BEIRUT, LEBANON (1:50 P.M.) – The International Tribunal for Lebanon delivered their verdicts for the Rafic Hariri assassination, which took place on February 14th, 2005, in Beirut.
The sentencing session was attended by Rafik Hariri’s son, former Lebanese Prime Minister Saad Hariri, and the family of the former MP and Minister Basil Fuleihan, who spent time with Hariri.
The members of the court and the attendees began the session by observing a moment of silence in memory of the victims of the Beirut Port explosion.
Judge David Ray, while reading the summary of the verdict, said that the court relied on communications data to investigate the perpetrators of the Hariri assassination, as the defendants used communication devices to coordinate the assassination.
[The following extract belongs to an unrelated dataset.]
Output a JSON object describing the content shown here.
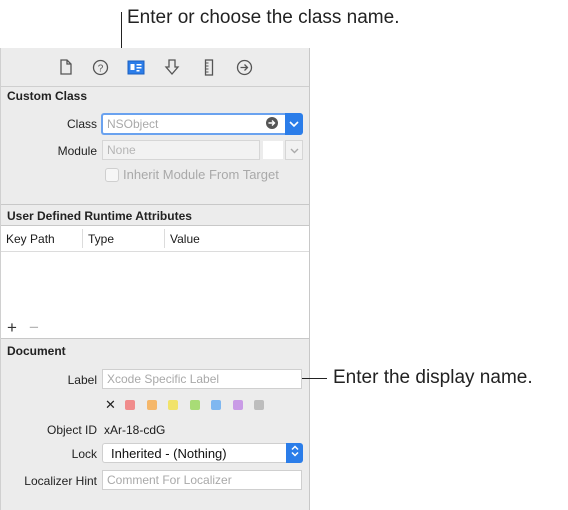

Ray said, “The prosecution’s case was based on evidence of communications, and investigators looked at the records of millions of calls to discover evidence, and the phone records that were used in the vicinity of the Ministry of Parliament and the location of the assassination were examined.”
Judge Ray said that the Hariri assassination was a terrorist operation that was carried out for political purposes.
Judge Ray said, “Hezbollah and Syria benefited from the assassination of Hariri, but there is no evidence of the party leadership’s responsibility, nor direct Syrian involvement in it.”
Ray contintinued that the attack on Marwan Hamadeh could be interpreted as a warning to Hariri and Walid Jumblatt not to stir trouble with Syria, noting that the assassination coincided with the visit of Walid al-Muallem, the Syrian Minister of Foreign Affairs, to Hariri’s home, in addition to a meeting at the Bristol Hotel for opponents of the Syrian presence in Lebanon.
The International Court pointed out that Lebanese security forces removed important evidence from the crime scene immediately after the bombing.
The Special Tribunal for Lebanon confirmed that the First Instance Chamber concluded that a suicide bomber carried out the attack, not Abu Adass, and the explosives were loaded into the compartment of a Mitsubishi truck that was stolen from Japan and sold in Tripoli to two unidentified men.
Commenting on the session, Lebanese President Michel Aoun said, “The assassination of Prime Minister Hariri greatly affected the lives of the Lebanese people and the course of events in Lebanon, and we must accept what will be issued by the International Tribunal, even if the late justice is not fair.”